- _Exercise materials_
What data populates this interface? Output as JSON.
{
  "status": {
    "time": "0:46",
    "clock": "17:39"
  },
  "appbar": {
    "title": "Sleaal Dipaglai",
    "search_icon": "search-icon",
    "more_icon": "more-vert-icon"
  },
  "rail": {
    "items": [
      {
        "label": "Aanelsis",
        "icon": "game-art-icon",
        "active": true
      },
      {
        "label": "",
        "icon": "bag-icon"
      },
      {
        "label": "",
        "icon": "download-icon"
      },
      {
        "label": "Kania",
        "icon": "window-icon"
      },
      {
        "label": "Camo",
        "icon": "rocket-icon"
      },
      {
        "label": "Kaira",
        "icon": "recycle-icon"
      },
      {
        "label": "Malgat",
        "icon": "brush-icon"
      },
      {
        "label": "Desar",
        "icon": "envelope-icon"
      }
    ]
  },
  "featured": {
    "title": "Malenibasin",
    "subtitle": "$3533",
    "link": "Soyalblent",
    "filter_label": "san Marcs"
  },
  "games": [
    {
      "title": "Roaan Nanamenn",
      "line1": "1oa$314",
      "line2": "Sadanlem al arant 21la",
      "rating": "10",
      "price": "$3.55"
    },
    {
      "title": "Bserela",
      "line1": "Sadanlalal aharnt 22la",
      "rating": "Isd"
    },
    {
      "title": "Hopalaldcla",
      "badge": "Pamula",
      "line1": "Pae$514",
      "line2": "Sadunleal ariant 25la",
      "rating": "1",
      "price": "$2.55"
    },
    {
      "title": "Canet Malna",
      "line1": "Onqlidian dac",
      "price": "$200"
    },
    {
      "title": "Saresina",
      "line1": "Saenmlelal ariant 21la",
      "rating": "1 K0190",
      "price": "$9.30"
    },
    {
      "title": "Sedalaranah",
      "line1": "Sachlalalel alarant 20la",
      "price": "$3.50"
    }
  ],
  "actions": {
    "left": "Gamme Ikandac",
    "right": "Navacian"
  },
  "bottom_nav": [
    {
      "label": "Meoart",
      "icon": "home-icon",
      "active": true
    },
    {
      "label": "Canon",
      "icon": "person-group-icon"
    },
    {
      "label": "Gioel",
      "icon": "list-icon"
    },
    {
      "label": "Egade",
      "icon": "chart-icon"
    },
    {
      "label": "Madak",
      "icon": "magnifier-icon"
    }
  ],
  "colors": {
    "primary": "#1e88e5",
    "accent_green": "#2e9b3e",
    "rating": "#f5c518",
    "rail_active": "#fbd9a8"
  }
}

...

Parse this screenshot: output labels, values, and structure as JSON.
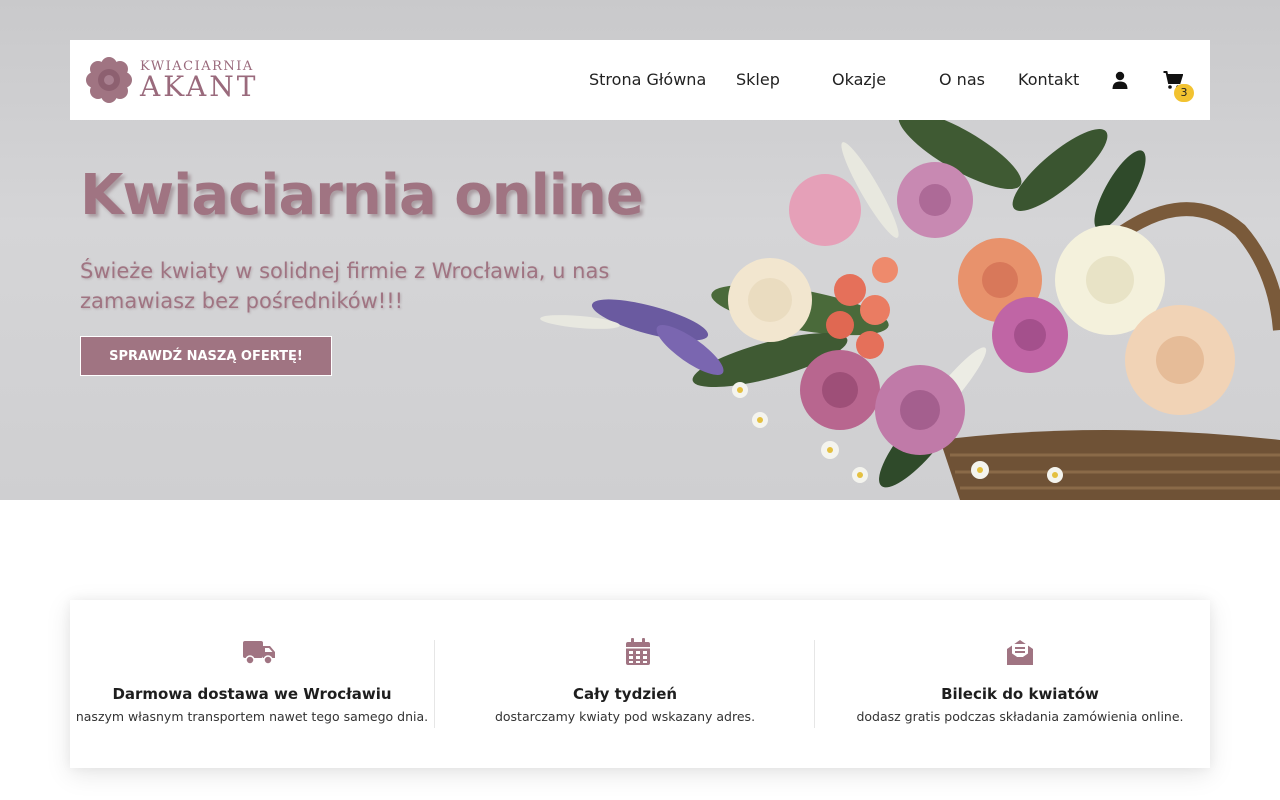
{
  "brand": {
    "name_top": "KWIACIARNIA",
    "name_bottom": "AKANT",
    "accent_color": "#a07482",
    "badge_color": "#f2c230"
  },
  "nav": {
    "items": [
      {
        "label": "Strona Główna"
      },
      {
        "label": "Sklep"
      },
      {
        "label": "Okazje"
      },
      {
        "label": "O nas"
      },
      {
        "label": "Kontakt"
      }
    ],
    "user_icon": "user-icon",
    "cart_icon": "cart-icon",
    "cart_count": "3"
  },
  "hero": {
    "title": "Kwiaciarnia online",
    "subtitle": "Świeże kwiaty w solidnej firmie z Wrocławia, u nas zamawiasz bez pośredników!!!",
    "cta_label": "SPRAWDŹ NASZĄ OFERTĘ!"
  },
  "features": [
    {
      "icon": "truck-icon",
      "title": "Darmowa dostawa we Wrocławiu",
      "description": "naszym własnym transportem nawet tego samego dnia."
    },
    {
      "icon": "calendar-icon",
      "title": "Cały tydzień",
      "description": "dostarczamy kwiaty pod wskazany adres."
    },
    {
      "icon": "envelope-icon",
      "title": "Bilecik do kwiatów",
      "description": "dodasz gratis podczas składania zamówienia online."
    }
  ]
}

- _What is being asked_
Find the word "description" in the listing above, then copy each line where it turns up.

- _Your response_
      "description": "naszym własnym transportem nawet tego samego dnia."
      "description": "dostarczamy kwiaty pod wskazany adres."
      "description": "dodasz gratis podczas składania zamówienia online."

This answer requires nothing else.